Go through the data below. List every line that holds the word "this".

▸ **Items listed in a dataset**
==================================================

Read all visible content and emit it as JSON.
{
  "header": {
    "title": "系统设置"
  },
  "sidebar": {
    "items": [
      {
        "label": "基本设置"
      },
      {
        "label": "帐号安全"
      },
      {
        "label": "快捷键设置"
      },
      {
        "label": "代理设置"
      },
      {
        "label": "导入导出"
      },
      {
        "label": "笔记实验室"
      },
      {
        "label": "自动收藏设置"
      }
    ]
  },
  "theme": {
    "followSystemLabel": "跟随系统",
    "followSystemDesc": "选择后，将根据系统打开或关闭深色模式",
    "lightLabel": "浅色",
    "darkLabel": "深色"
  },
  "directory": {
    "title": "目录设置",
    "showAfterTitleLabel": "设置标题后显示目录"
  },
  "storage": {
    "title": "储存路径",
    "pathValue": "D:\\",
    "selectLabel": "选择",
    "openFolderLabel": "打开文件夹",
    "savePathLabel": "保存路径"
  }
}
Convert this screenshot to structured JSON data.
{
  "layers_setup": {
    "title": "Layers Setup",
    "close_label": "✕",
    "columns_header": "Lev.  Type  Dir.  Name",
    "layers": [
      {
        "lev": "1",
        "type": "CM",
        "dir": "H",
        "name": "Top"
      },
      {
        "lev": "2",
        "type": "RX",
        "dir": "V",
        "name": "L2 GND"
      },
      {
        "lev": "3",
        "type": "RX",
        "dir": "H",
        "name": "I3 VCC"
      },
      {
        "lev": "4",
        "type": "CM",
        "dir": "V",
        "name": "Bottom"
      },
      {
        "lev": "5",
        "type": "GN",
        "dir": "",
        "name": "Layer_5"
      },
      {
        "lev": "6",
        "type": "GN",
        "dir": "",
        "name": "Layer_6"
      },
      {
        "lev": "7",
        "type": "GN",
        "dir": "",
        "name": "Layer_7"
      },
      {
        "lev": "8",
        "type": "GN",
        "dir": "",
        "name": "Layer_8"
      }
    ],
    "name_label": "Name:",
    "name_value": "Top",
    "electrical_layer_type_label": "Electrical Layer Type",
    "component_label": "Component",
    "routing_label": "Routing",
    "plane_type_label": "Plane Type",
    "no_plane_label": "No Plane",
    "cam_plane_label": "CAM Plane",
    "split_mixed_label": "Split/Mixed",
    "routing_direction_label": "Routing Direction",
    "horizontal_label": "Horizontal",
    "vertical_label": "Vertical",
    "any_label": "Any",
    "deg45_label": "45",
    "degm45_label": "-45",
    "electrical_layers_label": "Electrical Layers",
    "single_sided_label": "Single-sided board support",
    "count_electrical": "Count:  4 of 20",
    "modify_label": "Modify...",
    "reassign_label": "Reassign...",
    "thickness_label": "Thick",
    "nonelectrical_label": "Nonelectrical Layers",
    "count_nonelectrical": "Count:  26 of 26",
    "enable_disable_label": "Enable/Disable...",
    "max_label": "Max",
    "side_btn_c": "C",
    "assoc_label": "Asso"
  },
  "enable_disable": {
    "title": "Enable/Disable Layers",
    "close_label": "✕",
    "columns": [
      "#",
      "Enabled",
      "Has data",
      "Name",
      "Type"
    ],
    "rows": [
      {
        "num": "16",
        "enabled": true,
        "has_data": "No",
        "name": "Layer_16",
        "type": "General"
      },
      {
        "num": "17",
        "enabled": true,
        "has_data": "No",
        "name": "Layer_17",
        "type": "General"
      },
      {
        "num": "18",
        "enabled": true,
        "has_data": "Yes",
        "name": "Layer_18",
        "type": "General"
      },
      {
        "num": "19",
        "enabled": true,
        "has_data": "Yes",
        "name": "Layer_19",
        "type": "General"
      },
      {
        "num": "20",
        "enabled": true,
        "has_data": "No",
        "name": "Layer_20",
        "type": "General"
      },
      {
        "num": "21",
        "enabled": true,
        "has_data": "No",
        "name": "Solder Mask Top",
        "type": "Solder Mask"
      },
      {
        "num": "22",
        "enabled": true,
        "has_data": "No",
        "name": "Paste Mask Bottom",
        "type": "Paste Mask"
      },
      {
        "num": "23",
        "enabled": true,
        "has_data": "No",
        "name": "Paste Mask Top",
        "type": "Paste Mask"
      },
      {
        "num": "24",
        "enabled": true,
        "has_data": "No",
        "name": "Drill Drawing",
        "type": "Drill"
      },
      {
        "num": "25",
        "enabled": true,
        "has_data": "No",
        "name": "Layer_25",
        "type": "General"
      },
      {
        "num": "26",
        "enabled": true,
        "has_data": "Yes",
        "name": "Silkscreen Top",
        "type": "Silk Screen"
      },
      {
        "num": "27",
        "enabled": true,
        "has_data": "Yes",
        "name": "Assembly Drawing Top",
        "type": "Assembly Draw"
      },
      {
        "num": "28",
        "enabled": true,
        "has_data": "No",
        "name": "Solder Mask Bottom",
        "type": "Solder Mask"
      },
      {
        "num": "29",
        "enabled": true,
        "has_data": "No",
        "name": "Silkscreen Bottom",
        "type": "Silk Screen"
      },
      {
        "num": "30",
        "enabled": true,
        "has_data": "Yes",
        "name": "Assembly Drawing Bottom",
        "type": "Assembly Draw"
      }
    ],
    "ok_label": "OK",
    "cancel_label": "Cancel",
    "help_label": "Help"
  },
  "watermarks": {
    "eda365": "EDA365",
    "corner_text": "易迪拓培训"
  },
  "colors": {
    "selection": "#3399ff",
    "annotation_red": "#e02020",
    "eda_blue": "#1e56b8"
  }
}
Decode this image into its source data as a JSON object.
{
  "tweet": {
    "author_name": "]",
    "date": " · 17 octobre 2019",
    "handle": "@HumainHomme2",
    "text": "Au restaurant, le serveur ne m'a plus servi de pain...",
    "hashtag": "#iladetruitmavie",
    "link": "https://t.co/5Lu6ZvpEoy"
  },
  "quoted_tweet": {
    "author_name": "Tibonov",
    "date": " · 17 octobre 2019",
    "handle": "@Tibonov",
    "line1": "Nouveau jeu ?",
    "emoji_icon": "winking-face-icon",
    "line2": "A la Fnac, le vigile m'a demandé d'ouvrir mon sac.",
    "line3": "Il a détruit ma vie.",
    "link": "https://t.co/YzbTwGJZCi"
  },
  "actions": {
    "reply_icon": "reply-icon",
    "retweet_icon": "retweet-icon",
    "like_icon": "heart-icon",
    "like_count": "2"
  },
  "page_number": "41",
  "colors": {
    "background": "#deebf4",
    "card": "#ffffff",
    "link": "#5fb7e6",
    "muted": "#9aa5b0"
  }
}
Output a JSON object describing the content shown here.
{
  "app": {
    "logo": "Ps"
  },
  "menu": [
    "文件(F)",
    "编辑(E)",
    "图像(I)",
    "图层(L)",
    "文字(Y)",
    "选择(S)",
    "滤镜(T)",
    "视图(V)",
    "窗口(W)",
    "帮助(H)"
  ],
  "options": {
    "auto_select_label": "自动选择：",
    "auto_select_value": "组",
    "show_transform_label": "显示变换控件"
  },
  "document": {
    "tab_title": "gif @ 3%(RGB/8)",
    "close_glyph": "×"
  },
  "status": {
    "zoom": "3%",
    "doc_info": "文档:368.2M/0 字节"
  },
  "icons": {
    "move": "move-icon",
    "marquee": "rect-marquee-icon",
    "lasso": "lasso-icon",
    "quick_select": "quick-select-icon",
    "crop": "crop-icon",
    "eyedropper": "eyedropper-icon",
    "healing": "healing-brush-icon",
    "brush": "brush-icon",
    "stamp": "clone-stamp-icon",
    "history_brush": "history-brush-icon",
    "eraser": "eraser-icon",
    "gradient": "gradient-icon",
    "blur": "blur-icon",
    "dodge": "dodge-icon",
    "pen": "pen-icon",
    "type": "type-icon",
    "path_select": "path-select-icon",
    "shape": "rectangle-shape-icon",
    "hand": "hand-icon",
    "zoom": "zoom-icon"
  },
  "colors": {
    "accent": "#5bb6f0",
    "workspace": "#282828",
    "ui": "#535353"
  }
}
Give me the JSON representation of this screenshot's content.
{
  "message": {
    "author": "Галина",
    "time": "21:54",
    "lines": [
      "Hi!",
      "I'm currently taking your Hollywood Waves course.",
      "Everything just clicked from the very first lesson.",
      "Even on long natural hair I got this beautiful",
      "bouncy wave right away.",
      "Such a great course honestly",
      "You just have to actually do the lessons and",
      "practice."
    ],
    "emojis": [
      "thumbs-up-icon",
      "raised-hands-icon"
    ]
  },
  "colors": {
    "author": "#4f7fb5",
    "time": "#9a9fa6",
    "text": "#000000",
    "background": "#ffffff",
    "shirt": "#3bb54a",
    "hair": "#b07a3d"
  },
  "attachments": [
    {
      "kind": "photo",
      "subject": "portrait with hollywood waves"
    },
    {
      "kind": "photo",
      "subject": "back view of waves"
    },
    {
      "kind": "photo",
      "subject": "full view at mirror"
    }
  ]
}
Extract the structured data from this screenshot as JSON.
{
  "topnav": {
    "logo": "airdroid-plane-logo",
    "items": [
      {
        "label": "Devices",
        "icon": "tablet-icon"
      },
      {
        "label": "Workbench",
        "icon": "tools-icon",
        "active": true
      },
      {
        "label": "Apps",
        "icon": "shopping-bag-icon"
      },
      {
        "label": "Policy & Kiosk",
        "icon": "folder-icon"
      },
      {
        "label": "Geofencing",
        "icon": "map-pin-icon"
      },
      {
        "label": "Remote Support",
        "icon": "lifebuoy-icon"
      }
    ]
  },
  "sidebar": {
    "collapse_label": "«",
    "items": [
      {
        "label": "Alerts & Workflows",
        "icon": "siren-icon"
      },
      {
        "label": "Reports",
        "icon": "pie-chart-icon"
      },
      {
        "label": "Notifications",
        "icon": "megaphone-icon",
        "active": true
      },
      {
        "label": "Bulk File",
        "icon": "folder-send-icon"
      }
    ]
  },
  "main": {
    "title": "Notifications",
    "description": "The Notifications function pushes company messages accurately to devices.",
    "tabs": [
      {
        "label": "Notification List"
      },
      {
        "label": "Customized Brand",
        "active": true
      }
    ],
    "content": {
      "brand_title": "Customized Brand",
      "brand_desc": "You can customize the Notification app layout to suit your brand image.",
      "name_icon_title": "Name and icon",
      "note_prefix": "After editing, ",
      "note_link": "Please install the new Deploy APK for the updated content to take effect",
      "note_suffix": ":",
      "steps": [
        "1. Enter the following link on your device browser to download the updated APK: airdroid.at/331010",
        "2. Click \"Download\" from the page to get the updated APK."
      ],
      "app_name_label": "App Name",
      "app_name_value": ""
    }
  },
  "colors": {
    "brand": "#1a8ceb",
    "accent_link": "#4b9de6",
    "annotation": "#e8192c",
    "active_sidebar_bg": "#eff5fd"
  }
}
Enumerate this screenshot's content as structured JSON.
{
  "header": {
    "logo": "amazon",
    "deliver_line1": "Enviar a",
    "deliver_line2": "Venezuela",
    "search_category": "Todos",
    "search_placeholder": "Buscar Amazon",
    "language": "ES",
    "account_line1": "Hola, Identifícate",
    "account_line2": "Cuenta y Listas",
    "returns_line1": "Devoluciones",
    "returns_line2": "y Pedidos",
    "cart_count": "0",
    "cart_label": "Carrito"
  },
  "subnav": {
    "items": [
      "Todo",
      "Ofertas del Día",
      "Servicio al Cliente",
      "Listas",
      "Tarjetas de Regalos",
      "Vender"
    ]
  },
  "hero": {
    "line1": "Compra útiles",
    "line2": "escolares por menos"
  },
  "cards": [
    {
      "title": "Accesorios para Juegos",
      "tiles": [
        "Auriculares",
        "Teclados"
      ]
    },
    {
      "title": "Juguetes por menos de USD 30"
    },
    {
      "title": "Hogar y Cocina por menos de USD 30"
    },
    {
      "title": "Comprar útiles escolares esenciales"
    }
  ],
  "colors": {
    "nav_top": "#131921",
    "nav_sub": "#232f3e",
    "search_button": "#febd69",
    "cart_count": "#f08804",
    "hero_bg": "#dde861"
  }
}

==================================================

▸ **TASK RESPONSE**
Convert this screenshot to structured JSON data.
Decode this image into its source data as a JSON object.
Give me the JSON representation of this screenshot's content.
      "Even on long natural hair I got this beautiful",
Extract the structured data from this screenshot as JSON.
Enumerate this screenshot's content as structured JSON.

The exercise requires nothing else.